My point here is definitely not to reverse the more widespread critique the film is receiving but simply to provide another angle for understanding X-Men: The Last Stand. There is so much in the film that viewers should be simply and straightforwardly annoyed at, like Berry's ridiculous and extended fight scenes with Dania Ramirez (Ramirez, who plays Callisto, is the only other primary character who is a woman of color -- neoliberalism, I'd say, needs these women to be arch-enemies, thereby showing "tolerance" in regards to race but forestalling the possibility that women of color might just get together and change things!).

To say that X-Men: The Last Stand marks a different kind of Hollywood take on bodily, cognitive, and behavioral difference is not necessarily to embrace it uncritically, but to encourage us to be vigilant: cultural representations do change because of the arguments we make and the activist movements we shape. We, in turn, need to continually access new critical vocabularies for comprehending, and altering yet again, those changed representations.

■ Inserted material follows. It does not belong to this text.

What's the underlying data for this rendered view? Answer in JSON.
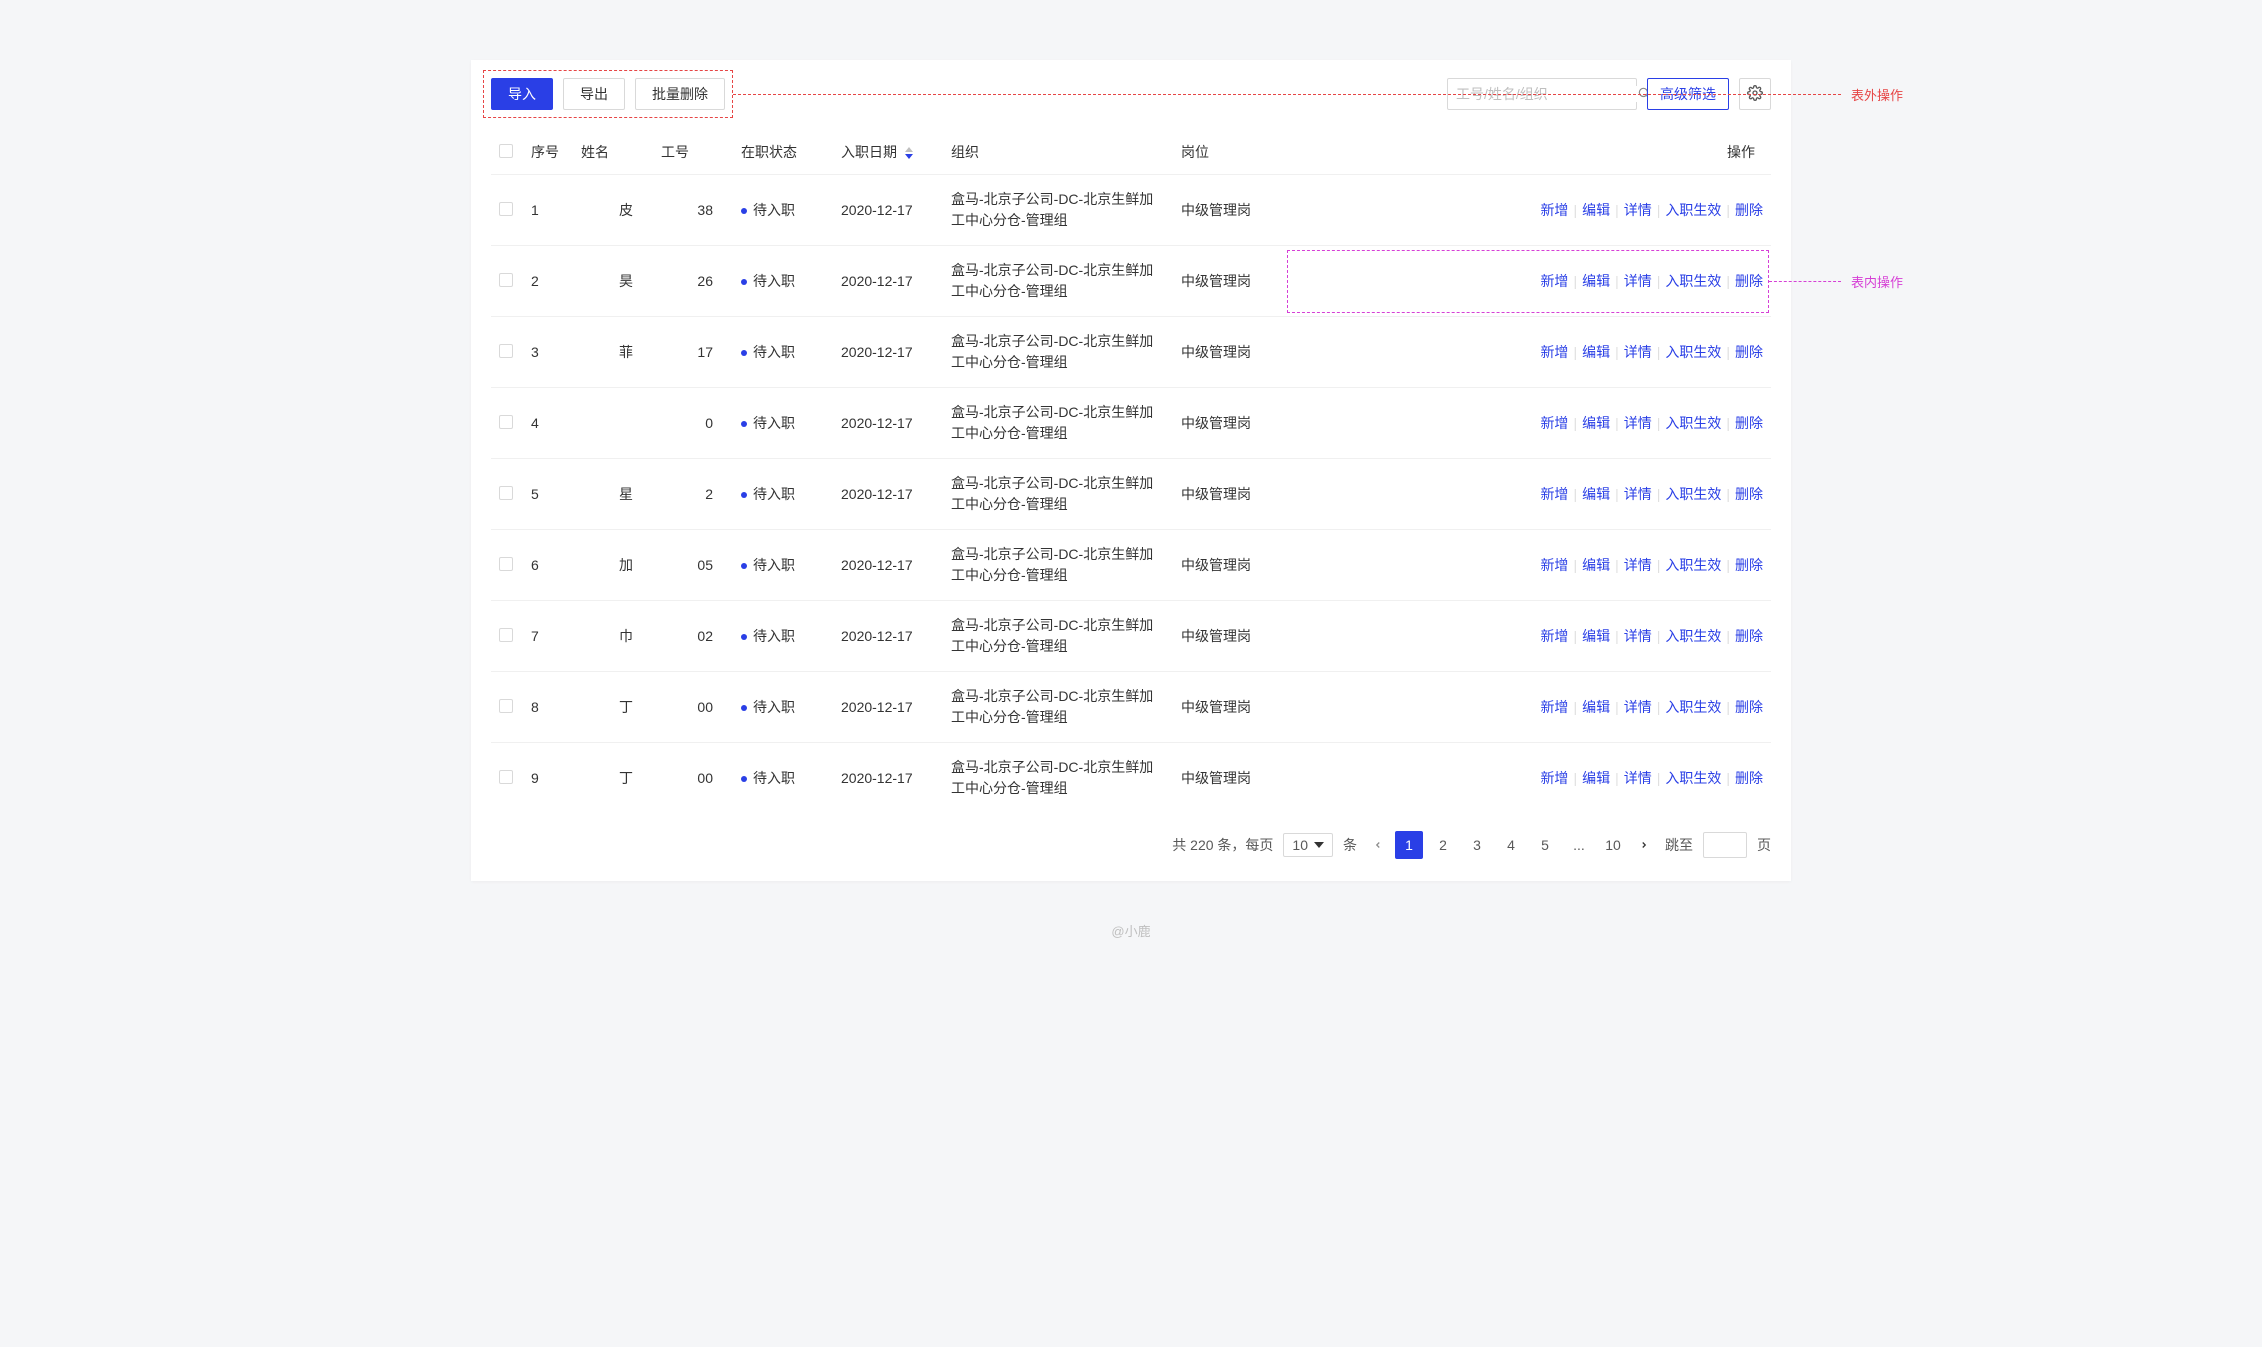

Robert McRuer is an Associate Professor of English at the George Washington University and the author of Crip Theory: Cultural Signs of Queerness and Disability (NYU, 2006).

Posted on June 02, 2006